Cardinals fans have seen this scene far too often in 2013. Unfortunately, I called this when I wrote a couple sentences about his return. Mitchell Boggs wasn’t fixed yet. Boggs still isn’t fixed yet and we learned that once again with his appearance in the ninth inning of a one run game, an appearance that was inexplicable to most every fan on Twitter. Matheny seemingly gift-wrapped the game for the Royals, bringing in Boggs who allowed a first-pitch home run by Jeff Franceour to tie up the ballgame.
Mike Matheny is a popular manager for players because he has a great deal of confidence in his players. Regardless of what is going on or what they’ve done recently, Matheny puts them in position to do what they’ve always done.

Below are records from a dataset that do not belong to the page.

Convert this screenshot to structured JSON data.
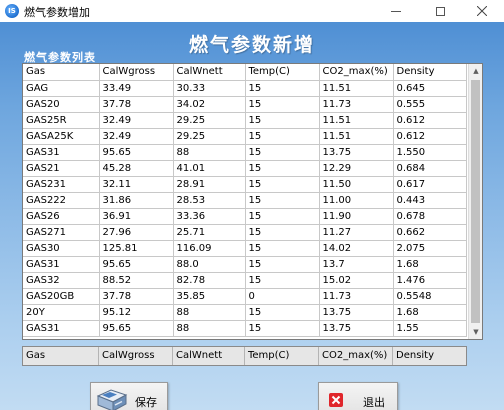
{
  "window": {
    "title": "燃气参数增加",
    "app_icon_text": "IS"
  },
  "header": {
    "title": "燃气参数新增",
    "list_title": "燃气参数列表"
  },
  "table": {
    "columns": [
      "Gas",
      "CalWgross",
      "CalWnett",
      "Temp(C)",
      "CO2_max(%)",
      "Density"
    ],
    "rows": [
      [
        "Gas",
        "CalWgross",
        "CalWnett",
        "Temp(C)",
        "CO2_max(%)",
        "Density"
      ],
      [
        "GAG",
        "33.49",
        "30.33",
        "15",
        "11.51",
        "0.645"
      ],
      [
        "GAS20",
        "37.78",
        "34.02",
        "15",
        "11.73",
        "0.555"
      ],
      [
        "GAS25R",
        "32.49",
        "29.25",
        "15",
        "11.51",
        "0.612"
      ],
      [
        "GASA25K",
        "32.49",
        "29.25",
        "15",
        "11.51",
        "0.612"
      ],
      [
        "GAS31",
        "95.65",
        "88",
        "15",
        "13.75",
        "1.550"
      ],
      [
        "GAS21",
        "45.28",
        "41.01",
        "15",
        "12.29",
        "0.684"
      ],
      [
        "GAS231",
        "32.11",
        "28.91",
        "15",
        "11.50",
        "0.617"
      ],
      [
        "GAS222",
        "31.86",
        "28.53",
        "15",
        "11.00",
        "0.443"
      ],
      [
        "GAS26",
        "36.91",
        "33.36",
        "15",
        "11.90",
        "0.678"
      ],
      [
        "GAS271",
        "27.96",
        "25.71",
        "15",
        "11.27",
        "0.662"
      ],
      [
        "GAS30",
        "125.81",
        "116.09",
        "15",
        "14.02",
        "2.075"
      ],
      [
        "GAS31",
        "95.65",
        "88.0",
        "15",
        "13.7",
        "1.68"
      ],
      [
        "GAS32",
        "88.52",
        "82.78",
        "15",
        "15.02",
        "1.476"
      ],
      [
        "GAS20GB",
        "37.78",
        "35.85",
        "0",
        "11.73",
        "0.5548"
      ],
      [
        "20Y",
        "95.12",
        "88",
        "15",
        "13.75",
        "1.68"
      ],
      [
        "GAS31",
        "95.65",
        "88",
        "15",
        "13.75",
        "1.55"
      ]
    ]
  },
  "input_row": {
    "fields": [
      "Gas",
      "CalWgross",
      "CalWnett",
      "Temp(C)",
      "CO2_max(%)",
      "Density"
    ]
  },
  "buttons": {
    "save_label": "保存",
    "exit_label": "退出"
  },
  "colors": {
    "panel_top": "#4f8fd4",
    "panel_bottom": "#c2dcf3",
    "exit_icon_red": "#e0262b"
  }
}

At this point, Boggs’ issues are far more Matheny’s fault than his own.
Inexplicably Mike Matheny likes to use Boggs in tight situations to hopefully get him kickstarted and be able to parlay a successful outing into another and another until he is “back.” I understand Matheny is pulling for Boggs to get right. Every single one of us in Cardinal Nation is doing that right now. But whatever Boggs is doing now it is obvious to all of us, or at least it should be, that it isn’t working. Yet he continues to be brought into close ballgames and he continues to not be right.
Since his return to the big league club, Boggs has allowed 4 hits and 3 walks over four innings pitched. Two of those hits have been home runs.
In the wee hours of this morning while explaining his decision to use Boggs in the 9th inning last night, Matheny told the Post-Dispatch, “I had a lot of confidence that he was going to get the job done.” He indicated that, with Edward Mujica and Trevor Rosenthal being unavailable, he wanted someone on in the ninth inning who had experience in that role. Matheny was about the only one in the world who had confidence that Boggs would get the job done.
In trotted Boggs, who did exactly what his previous ninth inning experiences would have you expecting. It hopefully doesn’t escape Mike Matheny and the others in the Cardinals’ organization that Boggs’ career record in the ninth inning is littered with far more disappointment than success. Boggs has logged 48 innings worth of ninth inning work in his career. He sports a 5.25 ERA and allows 1.63 walks and hits per inning pitched. Combine that with a struggling season and you have a recipe for disaster.
And it shard to argue small sample size on that anymore. That’s a season’s worth of work over six years. That’s called a track record. Boggs may have experience in the ninth inning, but he doesn’t have a track record of success. Confidence doesn’t win ballgames, unfortunately for us.
Last night I figured that the opposition to Boggs had reached a fever pitch once again and that John Mozeliak was going to have to do something about it. That news came this morning when the Cardinals optioned Boggs to Memphis in exchange for minor league reliever Keith Butler, who has excelled as a closer in both Springfield and Memphis this season.
I hate that this has happened to Mitchell Boggs. I really hope that he can get a handle on this and kick it and return to the Boggs we all knew and loved in 2012. Hopefully this time in Memphis, it’ll get figured out. If not? I think it’s going to be a tough final couple months of the season for the Cardinals pitching staff.